Several states have passed legislation requiring employers to use E-Verify. E-Verify is an employment verification tool managed by the Department of Homeland Security that uses information from the Social Security Administration and United States Citizenship and Immigration Services to determine an applicant's eligibility to work.
The CLEAR ACT
State and local police are badly needed to help overwhelmed federal immigration authorities apprehend and detain illegal aliens in the interior of our country.
- Only about 5,000 active agents are enforcing immigration laws in the interior of the country
- There are 11-18 million illegal aliens in the United States with hundreds of thousands more arriving every year
- Illegal aliens outnumber federal immigration agents 2,200-to-1
- More than 600,000 state and local law enforcement officers come into contact with illegal aliens every day
- Many state and local officers are unsure of their authority when they come in contact with illegal aliens who have committed no additional crimes
- Some state and local policies even forbid officers from cooperating with federal immigration agents, despite a federal law prohibiting such policies
The CLEAR Act (H.R.2406) clarifies state and local officers' authority to detain illegal aliens and requires the federal government to respond to state and local requests to pick up and remove the illegal aliens.
Introduced by Rep. Marsha Blackburn (R-TN) on May 14, 2009, the CLEAR Act:
- Increases SCAAP funds for communities that work with, and not against, federal immigration enforcement efforts, and recognizes the important role local governments’ play in securing our homeland;
- Provides recognition of inherent state and local law enforcement authority to help enforce immigration law, but leaves it up to individual agencies to determine how big a role they will play;
- Improves information sharing with the federal government;
- Sets requirements for the federal government to expeditiously remove criminal aliens; and

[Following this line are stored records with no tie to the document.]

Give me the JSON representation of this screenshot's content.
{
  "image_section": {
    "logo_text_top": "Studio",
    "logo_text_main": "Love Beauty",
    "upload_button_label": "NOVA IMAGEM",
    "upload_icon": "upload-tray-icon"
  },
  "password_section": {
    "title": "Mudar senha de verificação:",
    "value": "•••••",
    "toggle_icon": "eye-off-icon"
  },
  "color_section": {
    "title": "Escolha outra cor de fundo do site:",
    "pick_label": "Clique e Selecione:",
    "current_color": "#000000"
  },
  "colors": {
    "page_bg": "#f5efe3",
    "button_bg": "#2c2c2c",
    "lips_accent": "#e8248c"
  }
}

- Increases federal resources for local governments that choose to assist in immigration enforcement.
Previous versions of the CLEAR Act: